However, in doing so, Iniesta proved that while he may not speak a lot, one has to sit up and take note on the odd occasion when he did. With Johan Cruyff publicly backing him and Iniesta buoying him behind closed doors, Guardiola had all the confidence in the world to guide Barcelona to a historic season. By the summer of 2009, Barça had won each of the six titles they had been vying 10 months ago.
As Guardiola would further state, “People usually think that it is the coach who has to raise the spirits of his players; that it is the coach who has to convince his footballers; that it is his job to take the lead all the time. But that’s not always the case. It wasn’t the case at the Camp Nou for me. You start, you lose at Numancia, you draw with Racing, you just can’t get going, you feel watched, and you feel alone and then suddenly, there’s Andrés telling me not to worry.”

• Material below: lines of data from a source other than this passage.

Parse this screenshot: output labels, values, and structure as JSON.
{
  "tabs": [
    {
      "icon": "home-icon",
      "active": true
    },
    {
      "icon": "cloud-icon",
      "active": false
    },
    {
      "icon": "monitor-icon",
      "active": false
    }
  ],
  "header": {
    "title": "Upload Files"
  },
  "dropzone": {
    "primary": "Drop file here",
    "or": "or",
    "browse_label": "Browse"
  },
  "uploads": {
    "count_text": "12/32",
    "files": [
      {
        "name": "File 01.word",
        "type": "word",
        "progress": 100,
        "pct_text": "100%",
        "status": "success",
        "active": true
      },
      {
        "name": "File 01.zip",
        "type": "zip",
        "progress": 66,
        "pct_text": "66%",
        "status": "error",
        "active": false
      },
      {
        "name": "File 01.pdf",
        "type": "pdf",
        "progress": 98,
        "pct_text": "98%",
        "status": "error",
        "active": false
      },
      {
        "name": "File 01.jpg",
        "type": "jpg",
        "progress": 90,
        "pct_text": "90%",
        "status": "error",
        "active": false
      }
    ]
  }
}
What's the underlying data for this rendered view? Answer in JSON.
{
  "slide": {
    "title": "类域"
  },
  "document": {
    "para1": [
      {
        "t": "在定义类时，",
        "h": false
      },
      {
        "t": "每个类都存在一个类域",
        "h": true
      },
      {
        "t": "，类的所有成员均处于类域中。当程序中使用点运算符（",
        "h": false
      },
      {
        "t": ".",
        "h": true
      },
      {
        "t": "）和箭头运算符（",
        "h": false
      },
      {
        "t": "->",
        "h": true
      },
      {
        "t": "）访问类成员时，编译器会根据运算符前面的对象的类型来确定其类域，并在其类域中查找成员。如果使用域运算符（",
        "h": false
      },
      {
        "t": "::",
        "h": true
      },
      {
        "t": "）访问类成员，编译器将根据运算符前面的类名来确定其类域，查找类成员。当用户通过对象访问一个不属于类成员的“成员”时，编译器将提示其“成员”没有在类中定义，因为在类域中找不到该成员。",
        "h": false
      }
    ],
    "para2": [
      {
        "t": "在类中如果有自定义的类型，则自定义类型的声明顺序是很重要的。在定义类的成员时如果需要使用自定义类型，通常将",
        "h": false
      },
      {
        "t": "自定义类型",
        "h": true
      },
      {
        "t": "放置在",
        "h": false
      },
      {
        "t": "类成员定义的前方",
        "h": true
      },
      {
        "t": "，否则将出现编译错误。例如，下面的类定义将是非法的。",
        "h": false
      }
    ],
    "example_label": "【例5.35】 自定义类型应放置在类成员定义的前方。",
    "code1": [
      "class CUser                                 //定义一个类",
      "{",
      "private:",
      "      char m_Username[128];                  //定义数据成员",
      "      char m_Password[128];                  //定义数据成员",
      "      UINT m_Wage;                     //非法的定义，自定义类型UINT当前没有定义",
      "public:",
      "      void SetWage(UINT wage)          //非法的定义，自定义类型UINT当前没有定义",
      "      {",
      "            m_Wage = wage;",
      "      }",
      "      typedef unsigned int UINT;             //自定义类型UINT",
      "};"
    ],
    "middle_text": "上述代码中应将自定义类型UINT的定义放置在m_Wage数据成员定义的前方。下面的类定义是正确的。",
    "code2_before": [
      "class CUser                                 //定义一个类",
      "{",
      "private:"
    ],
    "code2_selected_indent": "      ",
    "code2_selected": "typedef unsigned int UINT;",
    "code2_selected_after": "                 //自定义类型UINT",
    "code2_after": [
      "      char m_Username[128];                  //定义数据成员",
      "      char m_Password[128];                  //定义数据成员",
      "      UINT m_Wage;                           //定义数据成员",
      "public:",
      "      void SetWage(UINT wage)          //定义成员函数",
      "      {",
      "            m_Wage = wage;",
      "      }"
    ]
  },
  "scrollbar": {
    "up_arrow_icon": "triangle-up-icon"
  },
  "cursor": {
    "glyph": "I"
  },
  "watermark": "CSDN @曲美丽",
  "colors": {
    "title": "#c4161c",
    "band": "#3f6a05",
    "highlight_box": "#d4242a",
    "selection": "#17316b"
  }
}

“It’s hard to imagine, because it’s not the kind of thing that happens and because it’s Iniesta we’re talking about, someone who doesn’t find it easy to express his feelings. And after he’d gone, I asked myself: how can people say that coaches should be cold when they make decisions? Impersonal? That’s ridiculous! How can I be cold, distant, removed with Andrés?”
Guardiola would further hail Iniesta by saying he helped him understand the game better, simply by wielding his craft on the pitch. Indeed, when on the pitch, he carried an aura that demanded excellence, nay perfection, by himself demanding that of him every single time. When his teammates were in need of a pick-me-up, though, Iniesta would even let his words spur them on to lift their levels.
As he would privately with Guardiola, the midfield maestro knew just what to say at the right time, just as he would when releasing a pass at the most opportune of moments. Such moments also came when the time was right. By his way of leading, Iniesta taught us that leaders can be humble, unselfish, grounded and unassuming, all while leading a highly successful side.
A photo that can bring any Barcelona fan to tears. (Photo by David Ramos/Getty Images)
In the end, though, his time at Camp Nou was over, just as it was for many before him, just as it will be for many more after him. The Andrés Iniesta chapter was duly closed. However, he departed Barcelona as a legend in his own right, embodying the club’s proud slogan, Més que un club.
Time and tide wait for no one. As with everyone, it did catch up with the diminutive midfield wizard. For a long time, though, when Andres Iniesta had the ball at his feet, time would often stand still, dancing to the tune of his orchestrating brilliance, and Futbol Club Barcelona were better for it.